This study suggests that local political factors were even more important than national factors in contributing to the city's fiscal stress. It also brings into question the theory that generosity to the poor creates urban fiscal stress and that giving less to the poor will solve urban financial problems.

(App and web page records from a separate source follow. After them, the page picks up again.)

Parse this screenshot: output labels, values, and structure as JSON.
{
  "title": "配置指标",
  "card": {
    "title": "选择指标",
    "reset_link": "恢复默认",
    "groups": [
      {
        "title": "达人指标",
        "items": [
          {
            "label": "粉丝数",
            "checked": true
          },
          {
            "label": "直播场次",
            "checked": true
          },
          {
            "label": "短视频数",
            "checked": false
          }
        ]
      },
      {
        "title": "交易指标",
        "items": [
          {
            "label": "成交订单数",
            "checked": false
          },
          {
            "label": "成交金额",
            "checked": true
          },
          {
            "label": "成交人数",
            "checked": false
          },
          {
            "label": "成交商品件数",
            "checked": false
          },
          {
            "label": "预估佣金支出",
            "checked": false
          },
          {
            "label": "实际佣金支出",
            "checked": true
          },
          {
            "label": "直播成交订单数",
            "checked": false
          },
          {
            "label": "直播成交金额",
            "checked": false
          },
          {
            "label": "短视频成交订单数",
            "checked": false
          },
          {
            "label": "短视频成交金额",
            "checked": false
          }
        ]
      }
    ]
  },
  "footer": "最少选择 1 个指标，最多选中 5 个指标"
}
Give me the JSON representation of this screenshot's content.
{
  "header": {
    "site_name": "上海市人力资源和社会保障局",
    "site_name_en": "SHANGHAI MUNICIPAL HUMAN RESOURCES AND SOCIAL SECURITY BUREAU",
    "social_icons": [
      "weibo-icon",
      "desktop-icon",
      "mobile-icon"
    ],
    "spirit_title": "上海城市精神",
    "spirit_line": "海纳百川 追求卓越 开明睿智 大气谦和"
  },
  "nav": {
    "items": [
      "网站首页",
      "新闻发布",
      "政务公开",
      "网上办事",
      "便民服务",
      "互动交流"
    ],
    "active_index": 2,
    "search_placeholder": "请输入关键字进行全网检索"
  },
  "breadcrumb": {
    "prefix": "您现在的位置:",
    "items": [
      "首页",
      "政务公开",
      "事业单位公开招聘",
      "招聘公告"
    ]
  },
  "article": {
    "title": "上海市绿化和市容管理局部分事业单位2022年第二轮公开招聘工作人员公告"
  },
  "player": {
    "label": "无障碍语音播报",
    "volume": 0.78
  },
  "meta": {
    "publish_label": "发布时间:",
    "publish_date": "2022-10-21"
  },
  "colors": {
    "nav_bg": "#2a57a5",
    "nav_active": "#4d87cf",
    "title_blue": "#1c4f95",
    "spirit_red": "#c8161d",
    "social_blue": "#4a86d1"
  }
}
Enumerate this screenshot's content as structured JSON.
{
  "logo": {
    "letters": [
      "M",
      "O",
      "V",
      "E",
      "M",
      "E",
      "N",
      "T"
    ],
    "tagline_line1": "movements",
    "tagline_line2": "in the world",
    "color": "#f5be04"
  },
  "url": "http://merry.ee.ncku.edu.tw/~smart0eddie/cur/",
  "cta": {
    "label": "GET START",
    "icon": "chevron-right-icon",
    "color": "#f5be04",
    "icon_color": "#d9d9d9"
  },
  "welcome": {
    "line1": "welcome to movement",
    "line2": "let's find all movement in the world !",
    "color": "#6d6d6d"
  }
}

Irene S. Rubin is Assistant Professor of Political Science, Division of Public Affairs, at Northern Illinois University.